- **PROVIDED INFORMATION**:

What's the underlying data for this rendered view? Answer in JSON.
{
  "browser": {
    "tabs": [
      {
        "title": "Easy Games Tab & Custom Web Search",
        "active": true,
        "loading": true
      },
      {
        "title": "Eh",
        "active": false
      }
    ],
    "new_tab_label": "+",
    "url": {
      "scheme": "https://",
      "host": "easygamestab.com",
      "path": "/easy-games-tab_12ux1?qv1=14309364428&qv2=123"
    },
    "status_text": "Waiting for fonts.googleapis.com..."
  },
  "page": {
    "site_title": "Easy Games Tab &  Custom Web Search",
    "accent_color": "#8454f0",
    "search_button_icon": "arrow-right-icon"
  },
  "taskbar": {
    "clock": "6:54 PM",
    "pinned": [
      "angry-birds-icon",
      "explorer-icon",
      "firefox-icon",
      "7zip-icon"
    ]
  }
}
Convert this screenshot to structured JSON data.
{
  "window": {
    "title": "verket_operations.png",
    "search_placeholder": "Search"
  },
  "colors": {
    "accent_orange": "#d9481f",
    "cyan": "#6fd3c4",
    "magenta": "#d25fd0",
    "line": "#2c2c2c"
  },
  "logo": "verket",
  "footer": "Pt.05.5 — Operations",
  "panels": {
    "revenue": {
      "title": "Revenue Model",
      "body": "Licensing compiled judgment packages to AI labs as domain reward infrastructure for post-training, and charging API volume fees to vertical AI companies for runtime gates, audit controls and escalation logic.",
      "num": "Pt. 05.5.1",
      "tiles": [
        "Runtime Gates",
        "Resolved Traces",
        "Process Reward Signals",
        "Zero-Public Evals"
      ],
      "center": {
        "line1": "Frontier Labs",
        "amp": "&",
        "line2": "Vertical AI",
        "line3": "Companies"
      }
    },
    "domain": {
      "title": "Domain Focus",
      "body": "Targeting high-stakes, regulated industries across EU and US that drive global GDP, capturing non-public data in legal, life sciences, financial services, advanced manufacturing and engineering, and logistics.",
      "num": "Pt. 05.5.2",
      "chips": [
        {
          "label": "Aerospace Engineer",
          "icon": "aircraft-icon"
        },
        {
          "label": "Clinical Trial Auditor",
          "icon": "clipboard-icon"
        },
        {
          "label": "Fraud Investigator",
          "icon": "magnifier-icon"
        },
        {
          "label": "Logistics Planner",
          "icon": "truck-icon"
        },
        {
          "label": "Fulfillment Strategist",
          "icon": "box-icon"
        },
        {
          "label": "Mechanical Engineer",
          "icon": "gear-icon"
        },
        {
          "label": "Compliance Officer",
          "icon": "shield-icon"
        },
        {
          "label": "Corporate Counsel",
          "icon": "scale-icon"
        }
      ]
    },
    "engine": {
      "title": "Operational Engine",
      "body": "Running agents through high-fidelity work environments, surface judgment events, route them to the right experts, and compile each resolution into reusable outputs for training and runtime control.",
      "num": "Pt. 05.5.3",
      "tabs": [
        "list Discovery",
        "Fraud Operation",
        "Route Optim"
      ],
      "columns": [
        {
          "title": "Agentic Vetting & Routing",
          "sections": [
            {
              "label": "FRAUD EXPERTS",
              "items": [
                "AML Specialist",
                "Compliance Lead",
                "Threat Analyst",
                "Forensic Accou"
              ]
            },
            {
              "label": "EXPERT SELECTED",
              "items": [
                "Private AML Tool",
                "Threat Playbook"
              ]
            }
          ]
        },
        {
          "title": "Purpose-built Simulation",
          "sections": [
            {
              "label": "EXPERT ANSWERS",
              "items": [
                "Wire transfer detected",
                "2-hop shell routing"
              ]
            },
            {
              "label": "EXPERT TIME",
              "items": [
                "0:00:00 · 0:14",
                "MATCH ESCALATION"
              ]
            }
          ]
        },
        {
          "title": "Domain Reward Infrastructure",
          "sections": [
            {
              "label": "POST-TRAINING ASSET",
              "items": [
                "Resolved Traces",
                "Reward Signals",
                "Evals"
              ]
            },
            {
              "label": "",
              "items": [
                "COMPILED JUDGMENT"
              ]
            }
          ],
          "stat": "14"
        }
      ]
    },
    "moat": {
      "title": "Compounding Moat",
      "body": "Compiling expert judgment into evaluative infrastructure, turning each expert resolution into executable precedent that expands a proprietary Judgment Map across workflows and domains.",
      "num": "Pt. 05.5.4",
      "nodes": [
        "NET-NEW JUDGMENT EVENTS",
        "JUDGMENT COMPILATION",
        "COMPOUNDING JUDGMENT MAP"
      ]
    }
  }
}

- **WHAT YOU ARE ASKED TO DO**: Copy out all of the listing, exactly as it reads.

- **TASK RESPONSE**:
What's the underlying data for this rendered view? Answer in JSON.
{
  "browser": {
    "tabs": [
      {
        "title": "Easy Games Tab & Custom Web Search",
        "active": true,
        "loading": true
      },
      {
        "title": "Eh",
        "active": false
      }
    ],
    "new_tab_label": "+",
    "url": {
      "scheme": "https://",
      "host": "easygamestab.com",
      "path": "/easy-games-tab_12ux1?qv1=14309364428&qv2=123"
    },
    "status_text": "Waiting for fonts.googleapis.com..."
  },
  "page": {
    "site_title": "Easy Games Tab &  Custom Web Search",
    "accent_color": "#8454f0",
    "search_button_icon": "arrow-right-icon"
  },
  "taskbar": {
    "clock": "6:54 PM",
    "pinned": [
      "angry-birds-icon",
      "explorer-icon",
      "firefox-icon",
      "7zip-icon"
    ]
  }
}
Convert this screenshot to structured JSON data.
{
  "window": {
    "title": "verket_operations.png",
    "search_placeholder": "Search"
  },
  "colors": {
    "accent_orange": "#d9481f",
    "cyan": "#6fd3c4",
    "magenta": "#d25fd0",
    "line": "#2c2c2c"
  },
  "logo": "verket",
  "footer": "Pt.05.5 — Operations",
  "panels": {
    "revenue": {
      "title": "Revenue Model",
      "body": "Licensing compiled judgment packages to AI labs as domain reward infrastructure for post-training, and charging API volume fees to vertical AI companies for runtime gates, audit controls and escalation logic.",
      "num": "Pt. 05.5.1",
      "tiles": [
        "Runtime Gates",
        "Resolved Traces",
        "Process Reward Signals",
        "Zero-Public Evals"
      ],
      "center": {
        "line1": "Frontier Labs",
        "amp": "&",
        "line2": "Vertical AI",
        "line3": "Companies"
      }
    },
    "domain": {
      "title": "Domain Focus",
      "body": "Targeting high-stakes, regulated industries across EU and US that drive global GDP, capturing non-public data in legal, life sciences, financial services, advanced manufacturing and engineering, and logistics.",
      "num": "Pt. 05.5.2",
      "chips": [
        {
          "label": "Aerospace Engineer",
          "icon": "aircraft-icon"
        },
        {
          "label": "Clinical Trial Auditor",
          "icon": "clipboard-icon"
        },
        {
          "label": "Fraud Investigator",
          "icon": "magnifier-icon"
        },
        {
          "label": "Logistics Planner",
          "icon": "truck-icon"
        },
        {
          "label": "Fulfillment Strategist",
          "icon": "box-icon"
        },
        {
          "label": "Mechanical Engineer",
          "icon": "gear-icon"
        },
        {
          "label": "Compliance Officer",
          "icon": "shield-icon"
        },
        {
          "label": "Corporate Counsel",
          "icon": "scale-icon"
        }
      ]
    },
    "engine": {
      "title": "Operational Engine",
      "body": "Running agents through high-fidelity work environments, surface judgment events, route them to the right experts, and compile each resolution into reusable outputs for training and runtime control.",
      "num": "Pt. 05.5.3",
      "tabs": [
        "list Discovery",
        "Fraud Operation",
        "Route Optim"
      ],
      "columns": [
        {
          "title": "Agentic Vetting & Routing",
          "sections": [
            {
              "label": "FRAUD EXPERTS",
              "items": [
                "AML Specialist",
                "Compliance Lead",
                "Threat Analyst",
                "Forensic Accou"
              ]
            },
            {
              "label": "EXPERT SELECTED",
              "items": [
                "Private AML Tool",
                "Threat Playbook"
              ]
            }
          ]
        },
        {
          "title": "Purpose-built Simulation",
          "sections": [
            {
              "label": "EXPERT ANSWERS",
              "items": [
                "Wire transfer detected",
                "2-hop shell routing"
              ]
            },
            {
              "label": "EXPERT TIME",
              "items": [
                "0:00:00 · 0:14",
                "MATCH ESCALATION"
              ]
            }
          ]
        },
        {
          "title": "Domain Reward Infrastructure",
          "sections": [
            {
              "label": "POST-TRAINING ASSET",
              "items": [
                "Resolved Traces",
                "Reward Signals",
                "Evals"
              ]
            },
            {
              "label": "",
              "items": [
                "COMPILED JUDGMENT"
              ]
            }
          ],
          "stat": "14"
        }
      ]
    },
    "moat": {
      "title": "Compounding Moat",
      "body": "Compiling expert judgment into evaluative infrastructure, turning each expert resolution into executable precedent that expands a proprietary Judgment Map across workflows and domains.",
      "num": "Pt. 05.5.4",
      "nodes": [
        "NET-NEW JUDGMENT EVENTS",
        "JUDGMENT COMPILATION",
        "COMPOUNDING JUDGMENT MAP"
      ]
    }
  }
}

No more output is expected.